As an annual cookbook-slash-magazine-slash-almanac, Odd Duck Almanac is “more of a reflection of the restaurant than myself,” Gilmore told Eater, crediting the entire staff. “It’s not a normal cookbook,” he explained. “The almanac reflects what I want our style to be here: fun and interesting, not too serious, but done well.”
The only requirement for content: relative to the restaurants, food, cooking, and farming. The bright and vibrant book is full of goofiness, busy with illustrations (Brock Caron) and photography (Richard Casteel), and just fun elements. There’s a zodiac chart pairing astrology signs to sauces (the theme of the issue is sauce), quotes from vendors and staffers alike, an essay by Odd Duck partner Mark David Buley about bread, a pull-out comic strip detailing the trailer days, and, yes, the oft-used image of Gilmore riding a tiger triumphantly is there too.
A good chunk of the book is, though, dedicated to seasonal recipes. The list of ingredients are listed in formats more familiar to professional chefs rather than home cooks, i.e. measurements in weights rather than sizes, which was an intentional choice. “Let people see how we do it,” Gilmore said. This lends itself more towards how he uses cookbooks himself, as inspiration rather than mandates. “You have to be able to adapt,” he often tells chefs.

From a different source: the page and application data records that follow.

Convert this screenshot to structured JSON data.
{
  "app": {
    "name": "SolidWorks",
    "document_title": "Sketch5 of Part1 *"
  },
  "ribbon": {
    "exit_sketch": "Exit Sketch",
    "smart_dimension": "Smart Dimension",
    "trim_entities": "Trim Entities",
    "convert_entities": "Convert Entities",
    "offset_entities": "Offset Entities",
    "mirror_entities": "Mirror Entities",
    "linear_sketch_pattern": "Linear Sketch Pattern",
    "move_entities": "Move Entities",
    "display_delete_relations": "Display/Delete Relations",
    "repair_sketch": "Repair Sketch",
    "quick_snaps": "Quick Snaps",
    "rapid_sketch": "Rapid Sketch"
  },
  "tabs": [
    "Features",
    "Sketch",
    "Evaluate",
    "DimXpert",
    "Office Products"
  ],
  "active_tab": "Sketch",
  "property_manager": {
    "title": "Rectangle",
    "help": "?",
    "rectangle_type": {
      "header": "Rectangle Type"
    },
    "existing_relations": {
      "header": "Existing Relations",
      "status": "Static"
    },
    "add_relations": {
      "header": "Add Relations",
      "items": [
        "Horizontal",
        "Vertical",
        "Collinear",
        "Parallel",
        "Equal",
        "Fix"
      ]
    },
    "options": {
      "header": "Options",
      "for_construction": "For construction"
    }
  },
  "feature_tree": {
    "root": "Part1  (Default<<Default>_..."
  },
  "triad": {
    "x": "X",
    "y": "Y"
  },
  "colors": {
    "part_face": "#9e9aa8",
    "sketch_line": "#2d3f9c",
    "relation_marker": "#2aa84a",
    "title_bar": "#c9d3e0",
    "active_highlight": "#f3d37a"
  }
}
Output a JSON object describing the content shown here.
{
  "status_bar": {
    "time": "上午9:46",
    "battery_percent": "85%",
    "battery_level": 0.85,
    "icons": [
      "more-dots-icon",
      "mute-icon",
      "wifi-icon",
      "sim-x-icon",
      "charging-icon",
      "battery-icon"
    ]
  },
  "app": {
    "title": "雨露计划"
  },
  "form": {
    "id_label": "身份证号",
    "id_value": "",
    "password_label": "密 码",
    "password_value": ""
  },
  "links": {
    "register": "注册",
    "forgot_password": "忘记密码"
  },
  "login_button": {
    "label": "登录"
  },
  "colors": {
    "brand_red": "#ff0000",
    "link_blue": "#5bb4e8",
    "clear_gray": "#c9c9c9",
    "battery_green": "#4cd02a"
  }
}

Gilmore sees this almanac (his preferred description for the annual book) as a “stepping stone,” much like how the original Odd Duck trailer lead to the physical restaurant on South Lamar Boulevard. He said that there’s a traditional cookbook focused on the restaurant in the works within the next year or two. He also teased that the restaurant will announce something big next year, which will come into being sometime in 2021.
Yes, Gilmore did draw inspiration from his father, acclaimed chef Jack Gilmore, who self-published his own cookbook Jack Allen’s Kitchen: Celebrating the Taste of Texas. Independent Austin publisher Cattywampus and editor Veronica Meewes (who is an Eater Austin contributor) approached Bryce Gilmore about the then-potential book.
“It’s a very noisy and busy world out there,” Gilmore said, “especially in Austin with all the growth.” The book offers a different way for people to engage with the restaurants, besides eating. It’s also a way to keep people engaged with the restaurant throughout the year in a different, exciting way, besides eating.
As for now, the book will be available for purchase at all three of the restaurants (Barley Swine, Sour Duck Market), as well as via online. One of the subscription tiers includes newsletters, which Gilmore sees as quarterly sneak peeks into the next edition, with stories and perhaps recipes. Another level will feature two or so smaller magazines with themes like mayonnaise or pickles.